On Monday October 27, 2008, President Kufuor, as a guest of the Royal Institute of International Affairs, was decorated with the high-status Chatham House Prize for 2008.
After Prince Philip, the Duke of Edinburgh had presented the award made up of a crystal plaque and a scroll signed by Queen Elizabeth who is Patron of Chatham House to Ghana's President, the latter gave an emotional speech to express his appreciation.
In expressing his gratitude to the people of Ghana who gave him the mandate to become President for eight years, Mr Kufuor told the over 250 dignitaries who had gathered at the magnificent Drapers' Hall located in London's financial district for the dinner and award ceremony that “It is appropriate to share the prize with all the people of Ghana”.

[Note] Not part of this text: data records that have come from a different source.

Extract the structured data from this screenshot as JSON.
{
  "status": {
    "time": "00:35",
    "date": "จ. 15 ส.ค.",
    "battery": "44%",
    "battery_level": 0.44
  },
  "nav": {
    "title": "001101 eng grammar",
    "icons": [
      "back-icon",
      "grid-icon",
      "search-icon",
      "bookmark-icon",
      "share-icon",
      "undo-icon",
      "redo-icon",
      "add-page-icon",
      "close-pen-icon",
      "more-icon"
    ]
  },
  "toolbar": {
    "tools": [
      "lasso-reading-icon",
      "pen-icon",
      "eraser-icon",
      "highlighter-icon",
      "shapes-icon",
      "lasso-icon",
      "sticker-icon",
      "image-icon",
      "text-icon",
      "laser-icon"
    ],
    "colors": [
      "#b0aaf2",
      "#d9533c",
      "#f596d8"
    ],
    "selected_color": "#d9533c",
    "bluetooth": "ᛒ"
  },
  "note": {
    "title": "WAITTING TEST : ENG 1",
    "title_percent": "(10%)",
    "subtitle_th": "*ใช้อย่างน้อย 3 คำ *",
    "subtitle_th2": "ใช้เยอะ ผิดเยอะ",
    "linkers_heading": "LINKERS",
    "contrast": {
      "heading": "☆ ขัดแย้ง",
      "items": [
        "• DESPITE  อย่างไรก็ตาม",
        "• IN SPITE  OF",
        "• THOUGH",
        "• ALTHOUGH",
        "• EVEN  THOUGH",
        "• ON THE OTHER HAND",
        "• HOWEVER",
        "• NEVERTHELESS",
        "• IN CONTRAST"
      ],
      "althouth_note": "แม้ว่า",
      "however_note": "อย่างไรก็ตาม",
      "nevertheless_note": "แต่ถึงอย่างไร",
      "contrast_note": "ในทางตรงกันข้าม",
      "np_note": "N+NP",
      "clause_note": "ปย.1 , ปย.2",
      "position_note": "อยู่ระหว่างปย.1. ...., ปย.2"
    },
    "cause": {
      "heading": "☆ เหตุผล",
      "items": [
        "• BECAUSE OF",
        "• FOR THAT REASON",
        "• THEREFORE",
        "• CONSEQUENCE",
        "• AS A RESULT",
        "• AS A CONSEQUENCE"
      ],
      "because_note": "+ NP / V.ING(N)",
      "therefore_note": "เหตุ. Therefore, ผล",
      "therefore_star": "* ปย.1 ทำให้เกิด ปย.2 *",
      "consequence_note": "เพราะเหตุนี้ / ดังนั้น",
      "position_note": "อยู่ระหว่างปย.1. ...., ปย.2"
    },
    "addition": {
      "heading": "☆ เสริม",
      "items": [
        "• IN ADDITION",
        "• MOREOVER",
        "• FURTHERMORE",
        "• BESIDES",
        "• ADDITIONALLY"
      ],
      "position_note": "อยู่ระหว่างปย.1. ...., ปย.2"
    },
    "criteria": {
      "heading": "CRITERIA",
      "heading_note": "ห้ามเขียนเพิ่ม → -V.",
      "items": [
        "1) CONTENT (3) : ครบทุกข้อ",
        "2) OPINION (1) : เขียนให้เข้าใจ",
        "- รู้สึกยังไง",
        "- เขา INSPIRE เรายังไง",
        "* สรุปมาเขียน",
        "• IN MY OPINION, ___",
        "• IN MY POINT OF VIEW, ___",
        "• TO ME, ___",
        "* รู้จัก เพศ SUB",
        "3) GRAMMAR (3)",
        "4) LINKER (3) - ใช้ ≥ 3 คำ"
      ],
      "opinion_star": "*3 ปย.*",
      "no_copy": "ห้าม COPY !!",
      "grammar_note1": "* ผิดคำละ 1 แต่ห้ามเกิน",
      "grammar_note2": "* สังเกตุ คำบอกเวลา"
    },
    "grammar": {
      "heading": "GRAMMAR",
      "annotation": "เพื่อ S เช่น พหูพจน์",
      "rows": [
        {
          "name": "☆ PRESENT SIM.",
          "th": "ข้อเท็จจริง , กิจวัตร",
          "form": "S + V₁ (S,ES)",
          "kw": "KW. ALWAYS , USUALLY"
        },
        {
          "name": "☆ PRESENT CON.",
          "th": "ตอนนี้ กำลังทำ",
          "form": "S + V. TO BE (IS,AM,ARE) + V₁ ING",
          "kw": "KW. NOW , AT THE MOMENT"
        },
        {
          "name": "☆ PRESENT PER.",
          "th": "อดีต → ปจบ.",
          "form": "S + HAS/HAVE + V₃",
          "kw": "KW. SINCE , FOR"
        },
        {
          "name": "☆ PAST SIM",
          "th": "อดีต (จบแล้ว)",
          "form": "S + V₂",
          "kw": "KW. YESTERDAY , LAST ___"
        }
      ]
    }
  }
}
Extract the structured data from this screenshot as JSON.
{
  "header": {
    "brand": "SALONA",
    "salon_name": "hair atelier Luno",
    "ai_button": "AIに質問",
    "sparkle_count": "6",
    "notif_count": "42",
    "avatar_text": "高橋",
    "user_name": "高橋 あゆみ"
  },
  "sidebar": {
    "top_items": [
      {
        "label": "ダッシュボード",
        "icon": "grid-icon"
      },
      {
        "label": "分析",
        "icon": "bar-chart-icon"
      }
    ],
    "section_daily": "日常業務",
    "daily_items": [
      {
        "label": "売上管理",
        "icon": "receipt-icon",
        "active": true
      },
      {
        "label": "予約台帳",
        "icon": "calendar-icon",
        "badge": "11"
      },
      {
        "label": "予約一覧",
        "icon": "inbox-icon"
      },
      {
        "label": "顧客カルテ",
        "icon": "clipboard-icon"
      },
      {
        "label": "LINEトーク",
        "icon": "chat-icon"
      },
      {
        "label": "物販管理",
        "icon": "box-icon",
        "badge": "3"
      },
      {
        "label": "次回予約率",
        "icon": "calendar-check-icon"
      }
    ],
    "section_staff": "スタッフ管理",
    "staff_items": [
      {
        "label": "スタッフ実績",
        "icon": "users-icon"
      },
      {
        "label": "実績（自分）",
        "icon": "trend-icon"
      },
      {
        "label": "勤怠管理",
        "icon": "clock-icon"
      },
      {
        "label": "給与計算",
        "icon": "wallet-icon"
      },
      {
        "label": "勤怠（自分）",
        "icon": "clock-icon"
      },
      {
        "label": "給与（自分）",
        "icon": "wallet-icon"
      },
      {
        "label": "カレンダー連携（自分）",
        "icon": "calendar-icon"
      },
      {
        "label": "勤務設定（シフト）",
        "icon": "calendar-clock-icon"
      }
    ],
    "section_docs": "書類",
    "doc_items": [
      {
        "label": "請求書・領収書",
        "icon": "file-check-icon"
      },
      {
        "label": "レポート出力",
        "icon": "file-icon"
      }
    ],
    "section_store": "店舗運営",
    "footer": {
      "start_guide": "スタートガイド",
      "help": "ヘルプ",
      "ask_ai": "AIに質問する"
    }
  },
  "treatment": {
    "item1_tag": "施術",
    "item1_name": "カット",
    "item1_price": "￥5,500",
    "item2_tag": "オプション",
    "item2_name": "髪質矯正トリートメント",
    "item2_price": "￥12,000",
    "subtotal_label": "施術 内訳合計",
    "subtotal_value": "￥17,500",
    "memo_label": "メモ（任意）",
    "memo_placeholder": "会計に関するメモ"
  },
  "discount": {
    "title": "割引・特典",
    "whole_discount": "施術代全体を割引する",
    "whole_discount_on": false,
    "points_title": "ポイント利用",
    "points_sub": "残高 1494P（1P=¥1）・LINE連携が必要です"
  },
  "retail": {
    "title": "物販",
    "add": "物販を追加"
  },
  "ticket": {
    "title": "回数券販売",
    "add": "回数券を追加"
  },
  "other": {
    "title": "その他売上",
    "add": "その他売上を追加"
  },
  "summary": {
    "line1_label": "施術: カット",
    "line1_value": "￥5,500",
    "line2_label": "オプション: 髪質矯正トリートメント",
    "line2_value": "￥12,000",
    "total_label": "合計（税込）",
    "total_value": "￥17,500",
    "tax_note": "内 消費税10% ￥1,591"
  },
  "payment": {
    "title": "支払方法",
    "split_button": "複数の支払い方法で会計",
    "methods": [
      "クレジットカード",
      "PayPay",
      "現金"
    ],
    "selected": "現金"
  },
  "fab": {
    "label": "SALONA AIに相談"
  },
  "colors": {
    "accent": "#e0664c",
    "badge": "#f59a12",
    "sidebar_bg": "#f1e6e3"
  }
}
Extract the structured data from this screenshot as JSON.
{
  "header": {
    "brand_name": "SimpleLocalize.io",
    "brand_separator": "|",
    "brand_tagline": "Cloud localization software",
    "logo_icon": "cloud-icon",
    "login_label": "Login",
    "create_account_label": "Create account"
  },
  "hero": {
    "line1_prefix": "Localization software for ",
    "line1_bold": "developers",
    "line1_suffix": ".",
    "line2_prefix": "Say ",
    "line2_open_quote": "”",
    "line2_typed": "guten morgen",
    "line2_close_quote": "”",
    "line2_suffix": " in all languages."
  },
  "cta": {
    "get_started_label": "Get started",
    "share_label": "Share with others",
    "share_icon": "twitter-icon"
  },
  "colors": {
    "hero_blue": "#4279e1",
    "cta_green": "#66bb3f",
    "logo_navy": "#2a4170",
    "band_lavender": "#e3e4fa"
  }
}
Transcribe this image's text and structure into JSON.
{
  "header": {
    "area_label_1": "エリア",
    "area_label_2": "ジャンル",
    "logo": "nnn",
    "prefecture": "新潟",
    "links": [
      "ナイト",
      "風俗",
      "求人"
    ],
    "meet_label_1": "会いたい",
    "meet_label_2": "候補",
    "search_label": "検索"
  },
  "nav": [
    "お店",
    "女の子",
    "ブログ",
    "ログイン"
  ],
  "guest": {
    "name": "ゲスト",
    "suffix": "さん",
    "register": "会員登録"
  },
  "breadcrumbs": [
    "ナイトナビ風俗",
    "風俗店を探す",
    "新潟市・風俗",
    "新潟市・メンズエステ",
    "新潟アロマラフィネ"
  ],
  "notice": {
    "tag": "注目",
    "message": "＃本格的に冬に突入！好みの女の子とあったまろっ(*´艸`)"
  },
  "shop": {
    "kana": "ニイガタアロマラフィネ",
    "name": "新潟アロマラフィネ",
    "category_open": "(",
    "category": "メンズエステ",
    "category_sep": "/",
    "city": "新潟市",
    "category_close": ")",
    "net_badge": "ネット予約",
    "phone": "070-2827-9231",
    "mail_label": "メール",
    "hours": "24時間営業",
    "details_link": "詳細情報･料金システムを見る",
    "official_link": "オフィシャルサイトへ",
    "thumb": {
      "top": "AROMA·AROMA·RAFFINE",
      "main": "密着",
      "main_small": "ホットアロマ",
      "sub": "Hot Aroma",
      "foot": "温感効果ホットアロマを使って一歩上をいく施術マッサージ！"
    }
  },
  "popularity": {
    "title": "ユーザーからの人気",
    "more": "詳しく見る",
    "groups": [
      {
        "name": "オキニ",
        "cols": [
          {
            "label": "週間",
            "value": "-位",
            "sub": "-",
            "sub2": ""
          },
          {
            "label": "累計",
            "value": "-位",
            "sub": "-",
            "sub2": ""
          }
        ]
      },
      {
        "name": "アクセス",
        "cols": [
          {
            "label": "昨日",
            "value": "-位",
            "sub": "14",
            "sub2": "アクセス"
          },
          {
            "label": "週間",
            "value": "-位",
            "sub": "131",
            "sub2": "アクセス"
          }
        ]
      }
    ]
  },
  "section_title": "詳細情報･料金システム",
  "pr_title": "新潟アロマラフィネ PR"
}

Chatham House announced last month the selection of President Kufuor as the recipient of the award, in recognition of his positive role in mediating in the conflicts of Ghana's immediate neighbours including Liberia and Cote d'Ivoire.
The award was also in recognition of President Kufuor's tireless and selfless mediation in multiple crises across the African continent when he was Chairman of the African Union in 2007.
“I feel deeply honoured… Ghanaians gave me the mandate to serve and it is the quality of the service I offered that has won me this Chatham House Prize,” stated President Kufuor.
The receipt of the award, which was launched in 2005 to recognize the role played by key individuals in world affairs, automatically makes the recipient a member of the Chatham House.
Aware of this, President Kufuor, who will be ending his term of office as President of Ghana in January 2009, said “I wholeheartedly accept membership. May Chatham House continue to flourish for the good of mankind”.
The Duke of Edinburgh, who related that he first visited Ghana in 1959, two years after the country had attained independence, said it was rather “unfortunate that Ghana has gone through shackled experience until Kufuor came to its rescue.”
Because the crystal plaque was very heavy, Prince Philip could not lift it up to present it to President Kufuor, so the President later picked it up himself and after admiring it, lifted it high.
The annual Chatham House Prize is awarded to a statesperson who is deemed by Chatham House members to have made the most significant contribution to the improvement of international relations in the previous year.
After a rigorous selection process that draws on the expertise of the research team and three presidents of Chatham House including Lord Ashdown, Lord Hurd and Lord Robertson,members were then invited to vote for the winner. President Kufuor was chosen as winner ahead of Angela Merkel, Chancellor of the German Republic; Aga Khan, Founder of the Aga Khan Development Network; and Ambassador Christopher Hill, Assistant Secretary of State for East Asian and Pacific Affairs of the US, who were all nominated for this year's award.
Though the award was instituted three years ago, it is fast emerging as the British equivalent of the Nobel Prize and the first one went to President Viktor Yushchenko of Ukraine in 2005, with President Joaquim Chissano of Mozambique receiving the 2006 prize. Last year's award went to Sheikha Mozah, the Consort of His Highness the Emir of Qatar.
By Emelia Ennin Abbey